I have for years carefully protected my mind and heart to dwell on that which is beautiful and innocent and happy in order to nurture my kids, as a way of coping with the reality of disease.
I do believe it is a Biblical principle to dwell on that which is true, that which is lovely (Philippians 4:8). To bolster my spirit I intentionally fostered in myself and in my kids a love of nature…..we spent hours at the beach while living on Vancouver Island, hiked in forests, explored all kinds of nature exhibits. These things were calming to my often turbulent spirit.
We loved to hop in the van with Aaron and explore the island to forget about life for the day. My husband always encouraged me to get out with friends, grab a coffee, time I needed by myself after draining seasons with the kids. But the Lord has been calling me to a deeper embracing of need and struggle; to face it head on instead of trying to dodge it or distract myself.
Here in rural Kenya there is not much chance for distraction. Need is the norm.

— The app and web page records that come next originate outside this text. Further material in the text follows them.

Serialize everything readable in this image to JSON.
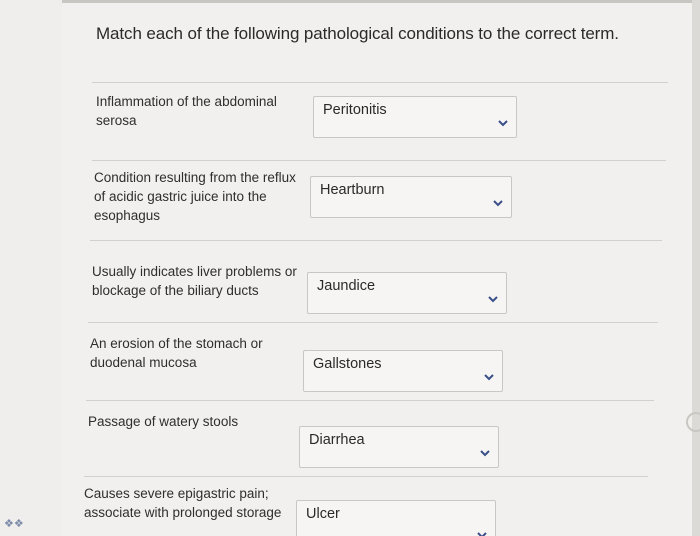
{
  "question": {
    "title": "Match each of the following pathological conditions to the correct term."
  },
  "items": [
    {
      "prompt": "Inflammation of the abdominal serosa",
      "selected": "Peritonitis"
    },
    {
      "prompt": "Condition resulting from the reflux of acidic gastric juice into the esophagus",
      "selected": "Heartburn"
    },
    {
      "prompt": "Usually indicates liver problems or blockage of the biliary ducts",
      "selected": "Jaundice"
    },
    {
      "prompt": "An erosion of the stomach or duodenal mucosa",
      "selected": "Gallstones"
    },
    {
      "prompt": "Passage of watery stools",
      "selected": "Diarrhea"
    },
    {
      "prompt": "Causes severe epigastric pain; associate with prolonged storage",
      "selected": "Ulcer"
    }
  ],
  "icons": {
    "dropdown": "chevron-down-icon",
    "corner": "app-icon"
  },
  "colors": {
    "background": "#f1f0ee",
    "text": "#2a2a2a",
    "border": "#c9c7c3",
    "chevron": "#3a4f8a"
  }
}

We live with many children who have health problems themselves, painful memories, difficult futures ahead, and we can see it in their eyes at times. There is no mall down the road, no Starbucks or pretty seaside walkways, not even a chocolate bar within 45 minutes. Rather, we have simple routines, caring for the basics of life, and simple fun……swings and playing in the sand and dust with 20 little kids pulling on us.
So, six months in, while still homesick at times, I find myself a little more at home here, simply because need is the norm.
I think our kids feel that too. They are gaining perspective…their friends are orphans – one wee girl newly taken off the street, one sweet 15 year old boy has no legs, a little four year old can’t walk or talk. Last month a baby was rescued from neglect and malnutrition, and now can grow up safely, well fed, nurtured in God’s Word.
Struggle in this life is real.
In asking us to embrace the suffering and the struggle, Jesus is asking us to enter into a deeper trust and dependency on the truth of the gospel. We are called to remember that ”this is my Father’s world.” He is in control. His redemptive plan is unfurling in our lives wherever we are, whatever we face.
“A glad acceptance of hard things opens the way to glory.” Elisabeth Elliot, (A Path Through Suffering, Revell 2003)